Beauty Sleep: Once Upon a Time -- Cameron Dokey
I only just recently noticed Simon Pulse's Once Upon a Time series. I don't know how I missed it for so long -- I do love fairy tale retellings. My library doesn't seem to have any of them, so the plan is to ILL 'em all and get caught up ASAP.
Beauty Sleep is (of course) a retelling of Sleeping Beauty. Due to some hurt feelings on the part of her mother's cousin, there was a curse placed on the infant princess Aurora. The curse, as I'm sure you already know, stated that she would live sixteen years, then prick her finger and die. And, as I'm sure you also know, Aurora's godmother followed that curse up with a blessing -- that the princess wouldn't die, but would fall asleep for a hundred years and be awakened by a kiss.
I suspect the author had great fun playing with the conventions of the fairy tale -- while Aurora tells her story, she discusses the version of events that everyone already knows and then how that version differs from the truth of her experience. For one, Aurora did grow up in a world full of magic, but it isn't at all the sort of magic that we tend to imagine:
This is a thing about magic that is greatly misunderstood. Magic isn't all that interested in change, which explains why things like love spells almost always backfire. And why those of us who grow up with magic don't use it nearly as much as people who haven't might think. (The boiling of tea water aside.) Nothing about magic is simple or straightforward, to be used lightly. And it's definitely not a substitute for what you can do just as well with your hands and your mind.
I'm not going to list the differences between Beauty Sleep and Sleeping Beauty.
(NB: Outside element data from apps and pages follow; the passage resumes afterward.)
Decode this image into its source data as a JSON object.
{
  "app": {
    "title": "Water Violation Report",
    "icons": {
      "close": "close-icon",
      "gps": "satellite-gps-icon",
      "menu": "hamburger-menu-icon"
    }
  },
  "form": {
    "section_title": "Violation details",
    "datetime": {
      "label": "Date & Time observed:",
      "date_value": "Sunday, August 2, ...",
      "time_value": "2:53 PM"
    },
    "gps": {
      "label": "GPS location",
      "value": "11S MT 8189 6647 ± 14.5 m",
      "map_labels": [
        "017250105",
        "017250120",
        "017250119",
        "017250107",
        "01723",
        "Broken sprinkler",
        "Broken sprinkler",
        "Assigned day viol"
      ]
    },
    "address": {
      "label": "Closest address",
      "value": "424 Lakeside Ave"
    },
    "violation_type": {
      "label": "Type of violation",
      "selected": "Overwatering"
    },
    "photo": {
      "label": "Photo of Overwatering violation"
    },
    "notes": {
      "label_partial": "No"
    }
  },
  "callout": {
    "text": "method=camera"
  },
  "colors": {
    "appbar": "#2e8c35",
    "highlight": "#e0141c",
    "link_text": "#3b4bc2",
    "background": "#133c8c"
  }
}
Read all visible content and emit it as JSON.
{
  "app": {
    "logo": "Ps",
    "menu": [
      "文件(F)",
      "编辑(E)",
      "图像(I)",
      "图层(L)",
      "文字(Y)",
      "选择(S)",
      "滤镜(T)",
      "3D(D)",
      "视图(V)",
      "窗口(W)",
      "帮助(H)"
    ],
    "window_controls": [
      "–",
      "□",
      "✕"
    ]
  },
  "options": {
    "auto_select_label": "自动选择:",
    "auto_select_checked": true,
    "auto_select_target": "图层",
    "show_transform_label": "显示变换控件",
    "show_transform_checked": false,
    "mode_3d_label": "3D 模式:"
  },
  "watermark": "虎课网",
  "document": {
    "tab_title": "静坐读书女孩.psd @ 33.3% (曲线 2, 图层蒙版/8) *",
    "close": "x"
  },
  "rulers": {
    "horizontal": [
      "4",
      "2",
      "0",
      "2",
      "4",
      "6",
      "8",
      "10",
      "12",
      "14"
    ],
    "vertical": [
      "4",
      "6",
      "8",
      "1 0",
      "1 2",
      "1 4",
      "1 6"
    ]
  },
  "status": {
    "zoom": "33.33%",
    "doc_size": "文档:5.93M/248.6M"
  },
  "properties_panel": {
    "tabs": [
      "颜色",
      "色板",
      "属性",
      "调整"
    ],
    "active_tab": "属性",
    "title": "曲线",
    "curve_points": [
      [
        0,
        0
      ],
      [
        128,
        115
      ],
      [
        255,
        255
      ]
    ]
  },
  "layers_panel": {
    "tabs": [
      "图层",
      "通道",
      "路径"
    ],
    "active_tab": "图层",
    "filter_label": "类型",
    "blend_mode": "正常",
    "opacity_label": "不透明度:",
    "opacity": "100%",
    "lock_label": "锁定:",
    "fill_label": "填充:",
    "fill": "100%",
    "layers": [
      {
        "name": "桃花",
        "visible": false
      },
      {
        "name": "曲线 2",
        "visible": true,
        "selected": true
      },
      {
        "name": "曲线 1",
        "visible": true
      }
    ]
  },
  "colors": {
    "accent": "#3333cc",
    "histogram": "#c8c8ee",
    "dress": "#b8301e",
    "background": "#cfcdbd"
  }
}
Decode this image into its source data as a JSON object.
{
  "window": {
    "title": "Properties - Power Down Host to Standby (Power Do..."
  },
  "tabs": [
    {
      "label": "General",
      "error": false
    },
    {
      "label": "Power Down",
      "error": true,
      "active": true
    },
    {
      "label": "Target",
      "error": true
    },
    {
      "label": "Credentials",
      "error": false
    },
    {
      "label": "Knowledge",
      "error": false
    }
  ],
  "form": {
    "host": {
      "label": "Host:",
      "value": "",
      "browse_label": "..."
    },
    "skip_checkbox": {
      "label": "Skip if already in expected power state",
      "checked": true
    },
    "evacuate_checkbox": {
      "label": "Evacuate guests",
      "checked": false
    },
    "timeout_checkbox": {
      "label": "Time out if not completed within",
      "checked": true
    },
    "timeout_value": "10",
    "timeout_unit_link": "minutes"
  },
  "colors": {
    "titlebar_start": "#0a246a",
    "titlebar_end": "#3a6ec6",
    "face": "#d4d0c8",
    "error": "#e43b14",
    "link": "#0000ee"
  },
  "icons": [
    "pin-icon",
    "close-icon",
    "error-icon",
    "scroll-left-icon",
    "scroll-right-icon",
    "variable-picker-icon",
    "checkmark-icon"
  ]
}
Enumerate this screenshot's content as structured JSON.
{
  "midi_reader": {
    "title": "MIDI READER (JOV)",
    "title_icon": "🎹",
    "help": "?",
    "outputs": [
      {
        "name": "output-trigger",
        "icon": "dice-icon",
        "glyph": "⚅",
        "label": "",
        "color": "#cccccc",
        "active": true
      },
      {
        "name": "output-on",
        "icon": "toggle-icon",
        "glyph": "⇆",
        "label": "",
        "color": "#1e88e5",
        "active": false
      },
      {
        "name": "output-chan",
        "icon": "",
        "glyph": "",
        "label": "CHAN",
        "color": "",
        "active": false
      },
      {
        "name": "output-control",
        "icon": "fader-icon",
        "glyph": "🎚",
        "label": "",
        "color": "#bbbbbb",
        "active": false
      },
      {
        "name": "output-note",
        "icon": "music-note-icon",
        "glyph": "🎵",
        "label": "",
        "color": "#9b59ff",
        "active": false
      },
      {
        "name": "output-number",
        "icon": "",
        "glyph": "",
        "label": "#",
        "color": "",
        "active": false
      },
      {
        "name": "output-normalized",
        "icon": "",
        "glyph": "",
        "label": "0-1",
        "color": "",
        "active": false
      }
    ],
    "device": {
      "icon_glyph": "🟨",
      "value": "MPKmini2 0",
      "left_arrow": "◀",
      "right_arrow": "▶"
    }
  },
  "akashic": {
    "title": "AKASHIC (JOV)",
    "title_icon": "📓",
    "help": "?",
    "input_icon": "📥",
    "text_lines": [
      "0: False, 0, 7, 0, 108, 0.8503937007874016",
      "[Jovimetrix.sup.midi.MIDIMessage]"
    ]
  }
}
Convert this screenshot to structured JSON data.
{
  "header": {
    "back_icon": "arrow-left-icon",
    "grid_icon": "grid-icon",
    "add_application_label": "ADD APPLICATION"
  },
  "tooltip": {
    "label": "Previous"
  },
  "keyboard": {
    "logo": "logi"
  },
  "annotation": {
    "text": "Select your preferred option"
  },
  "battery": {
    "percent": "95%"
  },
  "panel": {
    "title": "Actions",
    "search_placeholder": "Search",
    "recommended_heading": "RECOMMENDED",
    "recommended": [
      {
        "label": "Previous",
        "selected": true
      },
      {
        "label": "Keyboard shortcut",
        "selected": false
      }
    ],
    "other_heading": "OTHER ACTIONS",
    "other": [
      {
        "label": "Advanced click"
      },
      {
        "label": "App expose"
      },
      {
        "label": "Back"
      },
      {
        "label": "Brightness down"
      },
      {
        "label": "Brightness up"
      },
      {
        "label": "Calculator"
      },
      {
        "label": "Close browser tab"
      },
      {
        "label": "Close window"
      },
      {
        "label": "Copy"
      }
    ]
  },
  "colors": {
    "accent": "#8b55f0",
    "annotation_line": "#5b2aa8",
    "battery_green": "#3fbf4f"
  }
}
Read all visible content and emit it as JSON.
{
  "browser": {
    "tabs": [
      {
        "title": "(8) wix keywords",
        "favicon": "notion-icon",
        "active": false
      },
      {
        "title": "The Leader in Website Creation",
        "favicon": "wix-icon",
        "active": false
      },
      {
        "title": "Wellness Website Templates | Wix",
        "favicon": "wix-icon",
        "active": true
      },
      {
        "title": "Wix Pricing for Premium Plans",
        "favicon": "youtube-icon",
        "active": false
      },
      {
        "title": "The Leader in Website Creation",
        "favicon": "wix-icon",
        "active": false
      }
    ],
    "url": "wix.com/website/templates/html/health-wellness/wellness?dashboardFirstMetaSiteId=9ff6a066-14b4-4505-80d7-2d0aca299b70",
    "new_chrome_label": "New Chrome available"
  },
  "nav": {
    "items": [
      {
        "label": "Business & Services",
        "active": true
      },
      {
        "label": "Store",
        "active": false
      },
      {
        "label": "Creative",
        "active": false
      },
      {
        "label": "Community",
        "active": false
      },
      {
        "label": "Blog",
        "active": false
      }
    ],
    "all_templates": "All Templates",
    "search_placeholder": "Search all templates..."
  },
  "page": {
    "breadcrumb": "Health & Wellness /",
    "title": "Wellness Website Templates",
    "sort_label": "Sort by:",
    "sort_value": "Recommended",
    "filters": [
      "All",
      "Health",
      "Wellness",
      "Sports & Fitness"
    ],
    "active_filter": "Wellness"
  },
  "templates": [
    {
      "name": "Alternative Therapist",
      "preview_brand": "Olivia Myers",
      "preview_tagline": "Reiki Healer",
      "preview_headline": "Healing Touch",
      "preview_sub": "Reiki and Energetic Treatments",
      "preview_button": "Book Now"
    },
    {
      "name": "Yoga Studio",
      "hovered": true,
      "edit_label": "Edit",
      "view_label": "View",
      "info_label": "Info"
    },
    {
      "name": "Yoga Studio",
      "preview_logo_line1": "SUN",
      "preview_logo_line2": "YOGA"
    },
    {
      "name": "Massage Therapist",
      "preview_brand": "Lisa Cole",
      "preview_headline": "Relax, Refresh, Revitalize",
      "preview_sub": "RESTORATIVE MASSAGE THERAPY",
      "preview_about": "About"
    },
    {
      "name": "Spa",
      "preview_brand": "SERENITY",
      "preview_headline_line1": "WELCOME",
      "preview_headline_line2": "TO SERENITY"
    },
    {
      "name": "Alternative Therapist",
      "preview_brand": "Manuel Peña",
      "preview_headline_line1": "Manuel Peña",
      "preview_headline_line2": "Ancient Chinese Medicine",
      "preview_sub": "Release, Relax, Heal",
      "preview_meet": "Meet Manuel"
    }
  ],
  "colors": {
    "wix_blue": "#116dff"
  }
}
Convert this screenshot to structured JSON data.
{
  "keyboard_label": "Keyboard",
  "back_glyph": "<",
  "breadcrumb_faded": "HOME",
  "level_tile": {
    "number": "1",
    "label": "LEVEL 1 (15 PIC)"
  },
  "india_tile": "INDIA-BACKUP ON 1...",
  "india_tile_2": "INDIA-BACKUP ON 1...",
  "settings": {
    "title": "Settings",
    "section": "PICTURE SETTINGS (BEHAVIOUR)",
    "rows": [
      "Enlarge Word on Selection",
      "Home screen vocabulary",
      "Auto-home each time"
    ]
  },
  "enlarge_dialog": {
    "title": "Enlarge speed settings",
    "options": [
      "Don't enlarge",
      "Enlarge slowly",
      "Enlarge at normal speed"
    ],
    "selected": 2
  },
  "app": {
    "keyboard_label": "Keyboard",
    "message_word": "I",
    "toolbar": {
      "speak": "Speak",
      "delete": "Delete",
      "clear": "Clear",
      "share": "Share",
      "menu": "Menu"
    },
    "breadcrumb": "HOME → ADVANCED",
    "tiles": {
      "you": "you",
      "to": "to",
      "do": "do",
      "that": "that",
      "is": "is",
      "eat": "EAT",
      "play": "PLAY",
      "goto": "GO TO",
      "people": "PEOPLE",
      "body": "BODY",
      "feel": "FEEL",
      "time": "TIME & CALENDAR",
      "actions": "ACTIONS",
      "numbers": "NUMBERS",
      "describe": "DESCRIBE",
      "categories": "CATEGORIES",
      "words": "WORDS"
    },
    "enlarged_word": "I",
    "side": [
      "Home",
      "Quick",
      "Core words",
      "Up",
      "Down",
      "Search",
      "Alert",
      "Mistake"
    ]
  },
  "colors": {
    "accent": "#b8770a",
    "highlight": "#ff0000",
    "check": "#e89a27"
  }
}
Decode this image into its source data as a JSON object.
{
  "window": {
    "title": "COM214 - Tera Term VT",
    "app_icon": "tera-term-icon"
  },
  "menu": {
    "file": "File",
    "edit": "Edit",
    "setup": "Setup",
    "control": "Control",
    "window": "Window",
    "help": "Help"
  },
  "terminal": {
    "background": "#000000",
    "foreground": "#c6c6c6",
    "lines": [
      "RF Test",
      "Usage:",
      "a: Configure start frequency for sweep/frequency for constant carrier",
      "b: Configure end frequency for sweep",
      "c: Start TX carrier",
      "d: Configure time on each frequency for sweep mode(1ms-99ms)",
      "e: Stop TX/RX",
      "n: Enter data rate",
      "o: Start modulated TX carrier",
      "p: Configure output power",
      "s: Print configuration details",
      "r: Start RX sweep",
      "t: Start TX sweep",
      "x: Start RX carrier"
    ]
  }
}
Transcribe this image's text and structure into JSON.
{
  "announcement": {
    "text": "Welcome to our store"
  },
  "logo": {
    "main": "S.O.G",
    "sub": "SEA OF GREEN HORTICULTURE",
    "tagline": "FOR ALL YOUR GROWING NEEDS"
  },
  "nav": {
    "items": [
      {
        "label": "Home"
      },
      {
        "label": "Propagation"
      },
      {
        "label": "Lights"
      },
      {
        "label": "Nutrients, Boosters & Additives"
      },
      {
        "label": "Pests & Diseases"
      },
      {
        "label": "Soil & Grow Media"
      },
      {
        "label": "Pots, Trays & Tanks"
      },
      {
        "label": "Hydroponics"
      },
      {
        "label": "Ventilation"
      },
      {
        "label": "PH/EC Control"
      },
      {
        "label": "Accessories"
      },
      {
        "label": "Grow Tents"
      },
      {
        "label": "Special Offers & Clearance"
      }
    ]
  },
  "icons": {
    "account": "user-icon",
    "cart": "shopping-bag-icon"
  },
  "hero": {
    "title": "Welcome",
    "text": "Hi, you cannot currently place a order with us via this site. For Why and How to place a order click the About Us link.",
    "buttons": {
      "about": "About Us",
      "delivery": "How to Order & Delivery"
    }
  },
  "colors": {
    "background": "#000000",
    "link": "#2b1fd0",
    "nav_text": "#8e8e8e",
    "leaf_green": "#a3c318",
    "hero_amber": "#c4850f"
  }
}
That would remove much of the fun. But I will say that there IS a Prince Charming in the book, even though the title was given to him ironically.
His name is actually Oswald.
There is also a Prince Ironheart. His name is also ironic.
I loved them, far, far more than I ever remember loving a Fairy Tale Prince before.
I do not, however, approve of the cover: Aurora is a joyful, curious, thoughtful creature, even with a Tragic Curse hanging over her, and I vastly prefer her to the boring girls who usually represent Sleeping Beauty. The cover art suggests those boring girls. It doesn't even remotely resemble Aurora, in mood, choice of clothing, or pose.
I was surprised at how invested I got, in both the characters and the story, especially because I already sort of knew the story and because this was such a tiny little book -- it may have just caught me on the right day, but it made me cry buckets*. About halfway through, I thought I realized where the story was headed, and it just broke my heart -- I should have had more faith in the power of Happily Ever After. Two thumbs way up.
*I say that because pretty much everything I read this weekend had the same effect on me. You should have seen me when I finished Chalice. Actually, strike that. No, you really shouldn't have.